WHAT IS EXPECTED: What you give back must match the records below word for word.
(THE RECORDS)
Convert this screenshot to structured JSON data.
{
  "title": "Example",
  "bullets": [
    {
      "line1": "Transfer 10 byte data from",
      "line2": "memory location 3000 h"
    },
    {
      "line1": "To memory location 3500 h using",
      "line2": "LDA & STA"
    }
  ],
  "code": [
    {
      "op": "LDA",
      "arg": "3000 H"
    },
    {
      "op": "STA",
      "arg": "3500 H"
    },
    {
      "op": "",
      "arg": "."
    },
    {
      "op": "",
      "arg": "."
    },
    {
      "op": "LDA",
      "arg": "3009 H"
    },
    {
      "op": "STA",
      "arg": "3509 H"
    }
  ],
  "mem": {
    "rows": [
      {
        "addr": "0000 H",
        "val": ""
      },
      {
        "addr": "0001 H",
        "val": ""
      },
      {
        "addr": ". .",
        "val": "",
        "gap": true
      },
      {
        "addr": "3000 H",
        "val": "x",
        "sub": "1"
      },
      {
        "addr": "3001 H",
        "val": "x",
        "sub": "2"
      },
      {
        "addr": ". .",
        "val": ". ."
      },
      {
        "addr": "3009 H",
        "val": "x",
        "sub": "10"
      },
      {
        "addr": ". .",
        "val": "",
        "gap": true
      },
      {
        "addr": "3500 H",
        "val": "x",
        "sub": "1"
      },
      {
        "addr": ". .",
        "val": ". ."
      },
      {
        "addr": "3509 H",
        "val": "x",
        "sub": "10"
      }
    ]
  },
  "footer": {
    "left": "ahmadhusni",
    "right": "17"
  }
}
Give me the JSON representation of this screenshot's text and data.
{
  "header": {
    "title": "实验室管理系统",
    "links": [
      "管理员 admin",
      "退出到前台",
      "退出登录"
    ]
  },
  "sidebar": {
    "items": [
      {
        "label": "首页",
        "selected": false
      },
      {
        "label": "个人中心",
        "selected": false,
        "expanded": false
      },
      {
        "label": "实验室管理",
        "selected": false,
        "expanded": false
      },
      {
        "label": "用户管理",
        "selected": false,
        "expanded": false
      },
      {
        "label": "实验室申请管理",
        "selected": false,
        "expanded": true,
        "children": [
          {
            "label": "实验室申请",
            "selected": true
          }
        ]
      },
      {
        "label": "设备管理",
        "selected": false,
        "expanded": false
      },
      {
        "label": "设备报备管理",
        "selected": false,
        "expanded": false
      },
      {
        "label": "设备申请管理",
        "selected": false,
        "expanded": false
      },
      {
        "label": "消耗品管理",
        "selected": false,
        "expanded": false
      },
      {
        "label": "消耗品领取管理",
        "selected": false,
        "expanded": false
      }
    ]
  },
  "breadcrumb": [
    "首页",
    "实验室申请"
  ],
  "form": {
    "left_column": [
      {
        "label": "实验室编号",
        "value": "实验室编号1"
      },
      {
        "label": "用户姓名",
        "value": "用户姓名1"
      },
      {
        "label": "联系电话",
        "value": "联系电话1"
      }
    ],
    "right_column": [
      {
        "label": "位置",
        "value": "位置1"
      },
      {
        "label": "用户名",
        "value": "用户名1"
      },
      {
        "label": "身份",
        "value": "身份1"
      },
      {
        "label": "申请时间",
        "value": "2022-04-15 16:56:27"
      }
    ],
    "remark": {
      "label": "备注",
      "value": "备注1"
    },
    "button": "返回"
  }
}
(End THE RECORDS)
OUTPUT FOR THIS TASK:
Convert this screenshot to structured JSON data.
{
  "title": "Example",
  "bullets": [
    {
      "line1": "Transfer 10 byte data from",
      "line2": "memory location 3000 h"
    },
    {
      "line1": "To memory location 3500 h using",
      "line2": "LDA & STA"
    }
  ],
  "code": [
    {
      "op": "LDA",
      "arg": "3000 H"
    },
    {
      "op": "STA",
      "arg": "3500 H"
    },
    {
      "op": "",
      "arg": "."
    },
    {
      "op": "",
      "arg": "."
    },
    {
      "op": "LDA",
      "arg": "3009 H"
    },
    {
      "op": "STA",
      "arg": "3509 H"
    }
  ],
  "mem": {
    "rows": [
      {
        "addr": "0000 H",
        "val": ""
      },
      {
        "addr": "0001 H",
        "val": ""
      },
      {
        "addr": ". .",
        "val": "",
        "gap": true
      },
      {
        "addr": "3000 H",
        "val": "x",
        "sub": "1"
      },
      {
        "addr": "3001 H",
        "val": "x",
        "sub": "2"
      },
      {
        "addr": ". .",
        "val": ". ."
      },
      {
        "addr": "3009 H",
        "val": "x",
        "sub": "10"
      },
      {
        "addr": ". .",
        "val": "",
        "gap": true
      },
      {
        "addr": "3500 H",
        "val": "x",
        "sub": "1"
      },
      {
        "addr": ". .",
        "val": ". ."
      },
      {
        "addr": "3509 H",
        "val": "x",
        "sub": "10"
      }
    ]
  },
  "footer": {
    "left": "ahmadhusni",
    "right": "17"
  }
}
Give me the JSON representation of this screenshot's text and data.
{
  "header": {
    "title": "实验室管理系统",
    "links": [
      "管理员 admin",
      "退出到前台",
      "退出登录"
    ]
  },
  "sidebar": {
    "items": [
      {
        "label": "首页",
        "selected": false
      },
      {
        "label": "个人中心",
        "selected": false,
        "expanded": false
      },
      {
        "label": "实验室管理",
        "selected": false,
        "expanded": false
      },
      {
        "label": "用户管理",
        "selected": false,
        "expanded": false
      },
      {
        "label": "实验室申请管理",
        "selected": false,
        "expanded": true,
        "children": [
          {
            "label": "实验室申请",
            "selected": true
          }
        ]
      },
      {
        "label": "设备管理",
        "selected": false,
        "expanded": false
      },
      {
        "label": "设备报备管理",
        "selected": false,
        "expanded": false
      },
      {
        "label": "设备申请管理",
        "selected": false,
        "expanded": false
      },
      {
        "label": "消耗品管理",
        "selected": false,
        "expanded": false
      },
      {
        "label": "消耗品领取管理",
        "selected": false,
        "expanded": false
      }
    ]
  },
  "breadcrumb": [
    "首页",
    "实验室申请"
  ],
  "form": {
    "left_column": [
      {
        "label": "实验室编号",
        "value": "实验室编号1"
      },
      {
        "label": "用户姓名",
        "value": "用户姓名1"
      },
      {
        "label": "联系电话",
        "value": "联系电话1"
      }
    ],
    "right_column": [
      {
        "label": "位置",
        "value": "位置1"
      },
      {
        "label": "用户名",
        "value": "用户名1"
      },
      {
        "label": "身份",
        "value": "身份1"
      },
      {
        "label": "申请时间",
        "value": "2022-04-15 16:56:27"
      }
    ],
    "remark": {
      "label": "备注",
      "value": "备注1"
    },
    "button": "返回"
  }
}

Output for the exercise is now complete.